(Beginning of Exercise data)
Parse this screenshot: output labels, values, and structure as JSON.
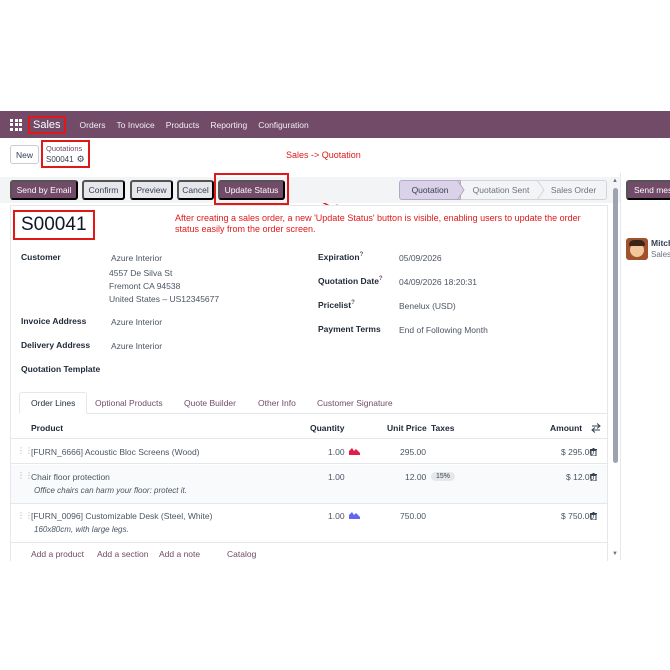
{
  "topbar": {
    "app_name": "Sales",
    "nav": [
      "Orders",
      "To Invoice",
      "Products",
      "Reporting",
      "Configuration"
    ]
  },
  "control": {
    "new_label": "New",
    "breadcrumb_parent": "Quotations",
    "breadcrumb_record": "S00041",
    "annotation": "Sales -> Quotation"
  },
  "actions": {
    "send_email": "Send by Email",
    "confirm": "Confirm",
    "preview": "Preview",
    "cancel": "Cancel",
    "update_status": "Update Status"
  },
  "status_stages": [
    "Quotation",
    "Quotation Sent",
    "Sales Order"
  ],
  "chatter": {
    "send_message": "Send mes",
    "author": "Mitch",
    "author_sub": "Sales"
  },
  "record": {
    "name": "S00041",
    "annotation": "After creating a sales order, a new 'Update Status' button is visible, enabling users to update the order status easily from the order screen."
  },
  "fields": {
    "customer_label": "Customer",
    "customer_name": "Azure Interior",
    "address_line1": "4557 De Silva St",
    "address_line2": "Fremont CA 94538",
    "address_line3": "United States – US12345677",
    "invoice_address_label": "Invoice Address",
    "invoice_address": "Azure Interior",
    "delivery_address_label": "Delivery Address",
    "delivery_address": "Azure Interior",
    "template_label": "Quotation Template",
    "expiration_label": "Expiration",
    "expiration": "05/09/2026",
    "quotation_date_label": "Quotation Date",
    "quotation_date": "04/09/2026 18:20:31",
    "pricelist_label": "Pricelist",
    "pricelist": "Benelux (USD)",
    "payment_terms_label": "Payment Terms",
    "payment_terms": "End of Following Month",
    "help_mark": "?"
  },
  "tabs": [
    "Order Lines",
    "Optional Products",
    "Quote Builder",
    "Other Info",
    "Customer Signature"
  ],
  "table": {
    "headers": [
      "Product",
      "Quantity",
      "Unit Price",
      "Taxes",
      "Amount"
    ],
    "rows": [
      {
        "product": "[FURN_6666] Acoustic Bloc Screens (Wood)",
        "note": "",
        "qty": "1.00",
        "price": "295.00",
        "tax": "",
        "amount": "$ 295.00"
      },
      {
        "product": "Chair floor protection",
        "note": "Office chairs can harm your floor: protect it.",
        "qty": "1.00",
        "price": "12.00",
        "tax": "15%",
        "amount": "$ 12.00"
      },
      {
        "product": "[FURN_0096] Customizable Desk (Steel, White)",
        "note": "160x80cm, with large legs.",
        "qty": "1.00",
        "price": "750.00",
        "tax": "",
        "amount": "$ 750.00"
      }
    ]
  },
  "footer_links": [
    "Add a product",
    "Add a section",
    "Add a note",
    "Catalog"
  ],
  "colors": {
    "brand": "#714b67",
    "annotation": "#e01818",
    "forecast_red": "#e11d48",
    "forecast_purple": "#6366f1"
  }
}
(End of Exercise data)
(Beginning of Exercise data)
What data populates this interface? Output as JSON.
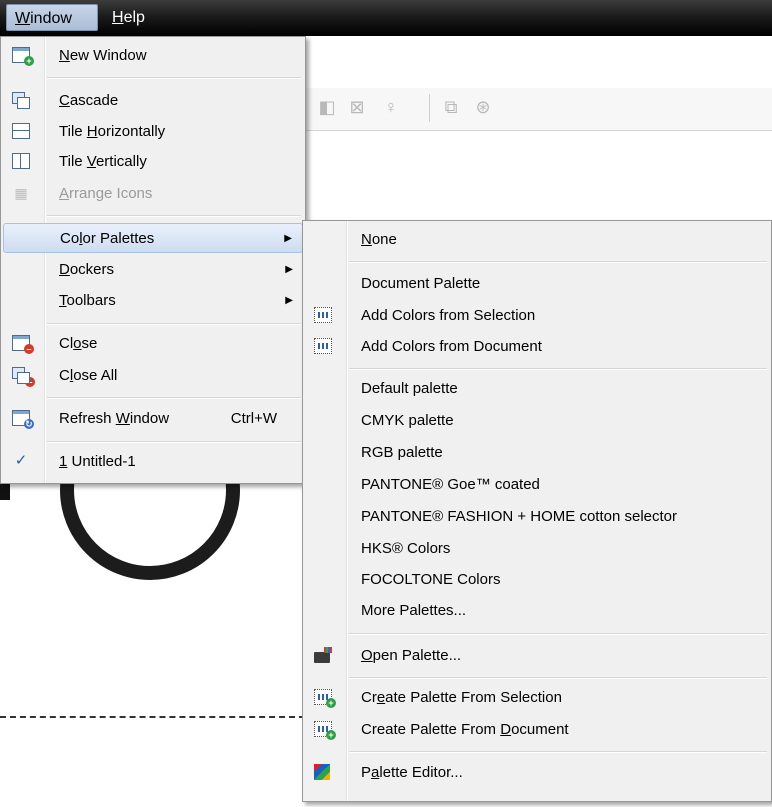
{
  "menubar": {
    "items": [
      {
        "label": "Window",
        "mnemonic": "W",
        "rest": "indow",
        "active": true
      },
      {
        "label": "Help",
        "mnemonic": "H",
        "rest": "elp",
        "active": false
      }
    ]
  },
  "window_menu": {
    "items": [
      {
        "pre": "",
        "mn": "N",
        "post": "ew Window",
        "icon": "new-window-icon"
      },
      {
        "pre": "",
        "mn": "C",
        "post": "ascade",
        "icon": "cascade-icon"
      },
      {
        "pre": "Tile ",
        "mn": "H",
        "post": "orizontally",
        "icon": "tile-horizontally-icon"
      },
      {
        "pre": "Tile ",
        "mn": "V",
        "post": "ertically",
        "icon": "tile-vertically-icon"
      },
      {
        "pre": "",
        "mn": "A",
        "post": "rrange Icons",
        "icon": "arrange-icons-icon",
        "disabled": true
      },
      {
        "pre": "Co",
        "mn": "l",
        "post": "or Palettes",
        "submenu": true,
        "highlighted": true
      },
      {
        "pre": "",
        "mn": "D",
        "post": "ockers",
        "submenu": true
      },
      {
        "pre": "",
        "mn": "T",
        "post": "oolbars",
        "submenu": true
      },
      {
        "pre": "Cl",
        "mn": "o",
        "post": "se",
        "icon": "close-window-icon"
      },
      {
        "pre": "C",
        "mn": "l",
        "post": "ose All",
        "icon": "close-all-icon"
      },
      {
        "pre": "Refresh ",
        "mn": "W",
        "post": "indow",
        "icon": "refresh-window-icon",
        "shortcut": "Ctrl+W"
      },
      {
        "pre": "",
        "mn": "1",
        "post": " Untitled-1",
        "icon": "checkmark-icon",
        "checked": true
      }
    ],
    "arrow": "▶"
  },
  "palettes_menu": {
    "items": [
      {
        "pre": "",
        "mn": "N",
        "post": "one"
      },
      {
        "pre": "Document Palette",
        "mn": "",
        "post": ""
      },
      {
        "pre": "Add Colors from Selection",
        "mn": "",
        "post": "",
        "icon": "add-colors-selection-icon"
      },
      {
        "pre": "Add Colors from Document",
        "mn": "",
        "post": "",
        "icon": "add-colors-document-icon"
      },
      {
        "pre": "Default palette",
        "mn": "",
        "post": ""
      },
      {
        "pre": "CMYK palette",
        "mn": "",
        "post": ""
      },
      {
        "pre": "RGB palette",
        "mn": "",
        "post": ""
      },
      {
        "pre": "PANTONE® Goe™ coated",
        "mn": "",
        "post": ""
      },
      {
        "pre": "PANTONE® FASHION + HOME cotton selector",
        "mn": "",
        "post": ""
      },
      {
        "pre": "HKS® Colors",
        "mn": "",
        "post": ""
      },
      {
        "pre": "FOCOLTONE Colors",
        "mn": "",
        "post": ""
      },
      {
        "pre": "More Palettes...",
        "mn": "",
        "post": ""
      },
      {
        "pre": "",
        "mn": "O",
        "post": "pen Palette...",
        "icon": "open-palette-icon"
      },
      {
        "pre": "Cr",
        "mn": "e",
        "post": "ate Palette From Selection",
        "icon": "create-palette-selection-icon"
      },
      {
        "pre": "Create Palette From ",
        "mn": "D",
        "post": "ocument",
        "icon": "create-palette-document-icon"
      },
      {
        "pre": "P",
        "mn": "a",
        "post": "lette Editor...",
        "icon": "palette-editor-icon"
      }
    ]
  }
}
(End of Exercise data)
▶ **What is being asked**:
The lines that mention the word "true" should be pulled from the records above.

▶ **Answer area**:
        "active": true
        "disabled": true
        "submenu": true,
        "highlighted": true
        "submenu": true
        "submenu": true
        "checked": true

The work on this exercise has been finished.